Improving Your Poker Skills


Poker is a game of skill that challenges a player’s analytical, mathematical and interpersonal skills to the limits. It is also a social game that forces players to interact with people from different backgrounds and experiences. This interaction helps to turbocharge a person’s social capabilities.

The rules of poker vary slightly between variants, but they all have certain similarities. The goal of the game is to form a hand based on the card rankings and win the pot. The pot is the sum of all bets placed by players. This can be done by calling or bluffing. The higher the hand rank, the more money a player can win.

A good poker player is able to control their emotions in stressful situations. This is essential for success in the game and is a skill that can be applied to life. When you are feeling stressed or frustrated, it is important to take a break from the table and let off some steam. Then, when you return to the table, you will be able to play better and make more money.

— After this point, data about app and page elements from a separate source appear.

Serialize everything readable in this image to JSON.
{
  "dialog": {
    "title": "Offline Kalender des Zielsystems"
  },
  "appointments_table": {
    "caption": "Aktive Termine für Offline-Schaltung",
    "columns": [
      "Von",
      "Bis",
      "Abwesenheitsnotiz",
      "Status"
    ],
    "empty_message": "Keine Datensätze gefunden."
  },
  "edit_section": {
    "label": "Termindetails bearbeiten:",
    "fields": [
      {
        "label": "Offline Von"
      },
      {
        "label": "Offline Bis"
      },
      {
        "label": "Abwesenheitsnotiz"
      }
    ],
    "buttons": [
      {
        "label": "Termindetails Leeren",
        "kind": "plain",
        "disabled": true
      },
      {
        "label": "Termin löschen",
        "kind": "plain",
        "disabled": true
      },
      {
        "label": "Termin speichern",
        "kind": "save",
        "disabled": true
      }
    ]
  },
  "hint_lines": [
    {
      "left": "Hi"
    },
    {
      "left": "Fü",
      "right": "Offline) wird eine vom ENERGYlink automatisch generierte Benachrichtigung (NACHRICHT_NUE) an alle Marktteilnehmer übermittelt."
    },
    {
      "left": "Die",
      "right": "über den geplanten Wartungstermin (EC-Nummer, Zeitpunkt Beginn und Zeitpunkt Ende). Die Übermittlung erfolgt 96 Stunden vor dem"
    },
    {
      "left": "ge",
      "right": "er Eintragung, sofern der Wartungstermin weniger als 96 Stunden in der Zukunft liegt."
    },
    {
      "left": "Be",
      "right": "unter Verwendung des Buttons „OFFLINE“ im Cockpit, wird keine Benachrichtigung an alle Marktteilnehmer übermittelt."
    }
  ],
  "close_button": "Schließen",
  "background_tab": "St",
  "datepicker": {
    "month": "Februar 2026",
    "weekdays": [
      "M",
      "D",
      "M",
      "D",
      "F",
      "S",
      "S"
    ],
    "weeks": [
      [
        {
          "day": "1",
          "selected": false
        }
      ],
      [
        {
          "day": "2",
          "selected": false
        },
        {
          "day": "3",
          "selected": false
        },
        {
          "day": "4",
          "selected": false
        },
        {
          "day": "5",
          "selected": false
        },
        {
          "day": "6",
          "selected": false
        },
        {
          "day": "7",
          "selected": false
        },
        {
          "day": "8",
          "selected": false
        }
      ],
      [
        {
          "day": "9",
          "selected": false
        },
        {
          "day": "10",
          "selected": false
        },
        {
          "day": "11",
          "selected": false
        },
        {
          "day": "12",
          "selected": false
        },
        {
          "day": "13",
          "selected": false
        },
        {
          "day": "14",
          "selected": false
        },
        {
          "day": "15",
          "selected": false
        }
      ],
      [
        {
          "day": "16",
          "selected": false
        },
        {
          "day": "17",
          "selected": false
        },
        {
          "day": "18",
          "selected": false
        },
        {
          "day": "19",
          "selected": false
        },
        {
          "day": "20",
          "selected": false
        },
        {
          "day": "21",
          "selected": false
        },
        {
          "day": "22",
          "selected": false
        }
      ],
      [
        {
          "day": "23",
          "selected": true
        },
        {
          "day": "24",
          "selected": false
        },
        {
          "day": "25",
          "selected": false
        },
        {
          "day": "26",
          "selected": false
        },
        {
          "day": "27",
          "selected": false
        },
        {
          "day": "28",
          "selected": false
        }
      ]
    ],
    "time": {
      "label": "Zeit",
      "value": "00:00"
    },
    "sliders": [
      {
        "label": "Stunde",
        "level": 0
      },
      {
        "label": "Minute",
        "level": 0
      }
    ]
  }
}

In addition to improving a person’s mental abilities, poker can improve their physical health and stamina. This is because the game is very intense, and you will need to be able to focus for long periods of time. It is also a social game, which requires players to interact with other players and work as part of a team.

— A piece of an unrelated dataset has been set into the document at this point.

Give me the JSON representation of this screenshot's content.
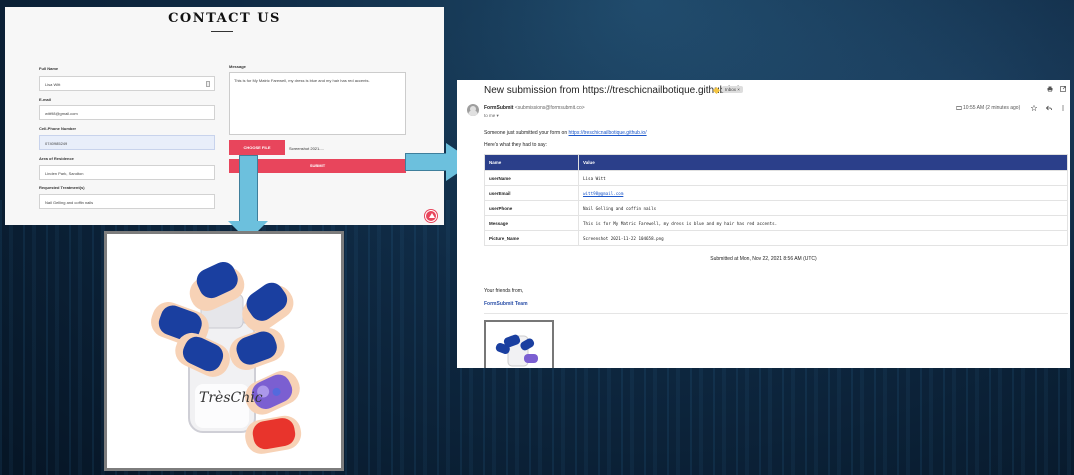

One of the most important skills in poker is observation. This allows players to pick up tells, changes in attitude and body language. It is important to be able to notice these small details, as they can be the difference between winning and losing.

Another important skill in poker is learning how to manage a bankroll. This is crucial for beginners, as it will prevent them from spending more than they can afford to lose. In addition, it is important to track wins and losses, which will help a player figure out their expected profit rate.

Lastly, poker improves math skills by teaching players how to calculate odds in their head. This can be a great benefit for students, as it allows them to think more critically about the games they are playing and how they might improve. This is a very useful skill, and it is something that all players should strive to develop.

In order to improve your poker skills, you should practice by playing with friends or at home. In addition to this, you can attend training sessions with professional coaches. Alternatively, you can learn from videos and books on poker. Regardless of which option you choose, you should always play with money that you can afford to lose. This will help you avoid making mistakes that can cost you a lot of money.